I think a lot of the technology companies will still be around, but in a very different form than they are in now. With the size that they're getting to, I think you will see Amazon broken up into two or three companies, maybe AWS listed separately, which is their cloud services business. I think Google's Waymo project, their driverless car is very interesting. In 10 years' time, I would expect it not to be part of Google, but be a separate company.
I'd say Apple in its current form, may not be around, unless it buys very smartly, or innovates very, very smartly. There may be new ways that we're accessing the internet, accessing information, accessing data, which currently we're doing with the smartphones, or it could be different in 10 years' time. While you're thinking about the companies which could make their way into the index, of the top 10, you have to also think about companies which may exit the index, and Apple will be a case in point.
I think Facebook's an interesting one. I think they're very smart acquirers, which they've done with Instagram and WhatsApp, but the Facebook core property, when I look at my millennial friends, they don't seem to be using that. In 10 years' time, I'd say that's something which is at risk. When you're thinking 10 years out, there's a lot going on in the world, which is fascinating, which is interesting. You've got to keep your eyes to the ground, you've got to meet companies in the ecosystem, be on top of the value chain, to understand where that change is happening from, where that disruption is coming from, so you can be on top of all of this.
“When you're thinking 10 years out, there's a lot going on in the world, which is fascinating, which is interesting. You've got to keep your eyes to the ground, you've got to meet companies in the ecosystem, be on top of the value chain, to understand where that change is happening from, where that disruption is coming from, so you can be on top of all of this”
I'm interesting to know why you think Google would split Waymo out to a different business and how you think that would work? Are you suggesting a separate listing or separate private holding, or still part of the Alphabet group?

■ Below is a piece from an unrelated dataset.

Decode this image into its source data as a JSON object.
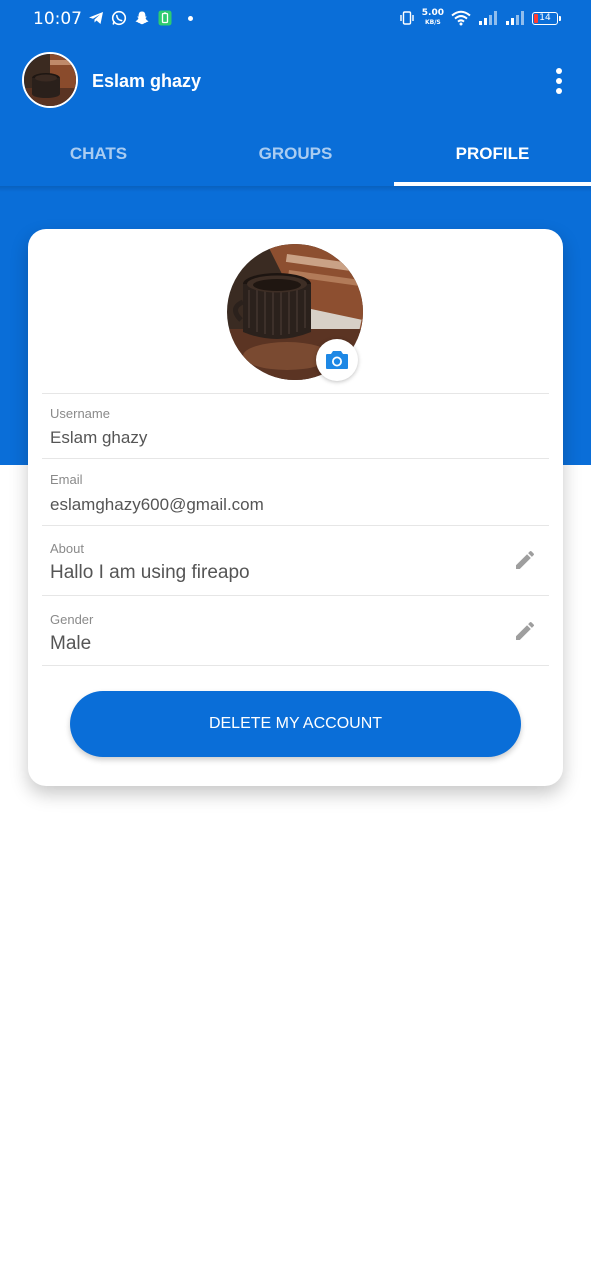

I would have thought a lot of Waymo's value (particularly to Google) would have been synergies in information collection and that they would be stronger as a parcel rather than as separate companies?
James M, forget about asking questions on this site. they never reply. very disappointing....

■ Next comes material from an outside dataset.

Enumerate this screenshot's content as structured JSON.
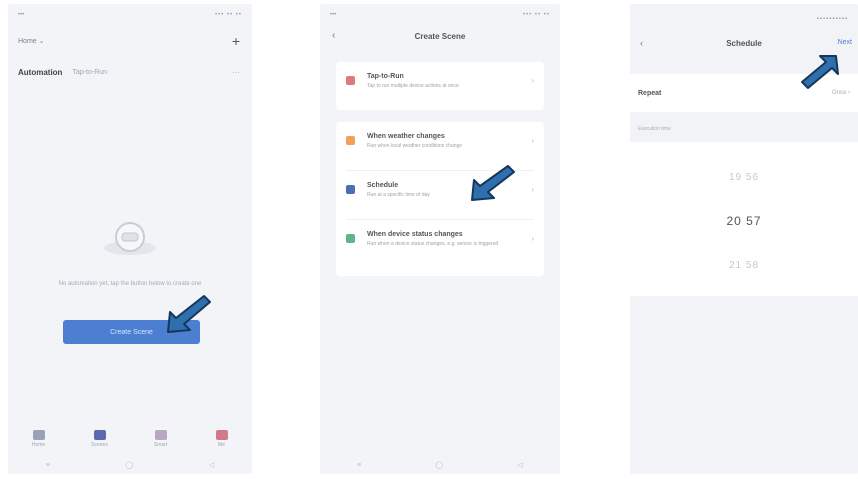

Hi James, we passed your comment through to Fidelity, however, it will be up to the manager to respond.
Hi Carlos, you're comment is incorrect. We actively encourage the contributors to respond and many of them do acknowledge and respond to reader comments. However, they are not using Livewire like a chat forum and that is not our intention for the platform. We can certainly do a better job to encourage further discussion, however, it is a fine balance between comments that add value and descending into a chat forum.
- I think you make an excellent point regarding the synergies between Google and Waymo reference the technology. - however I think this is also a very different business from core google search and advertising. - the reasons to separate this would be A) focussed management and incentivization structure B) it could be potentially possible that Waymo would require a significant amount of capex - for autonomous taxi services for example - it would be better funded (for both shareholders) of Alphabets balance sheet C) data sharing between all of alphabets properties has to follow very strict regulations. For eg there are strict regulations on how YouTube data is shared with google search for advertising and re-targeting I would have also said value unlocking for Alphabet shareholders but knowing the management team I don’t think this would be a driving factor for them. Obviously all the above is really in the realm of conjecture so it would be an interesting journey to observe but in my opinion you have asked a question on the most interesting aspect of the Waymo path so thank you for that.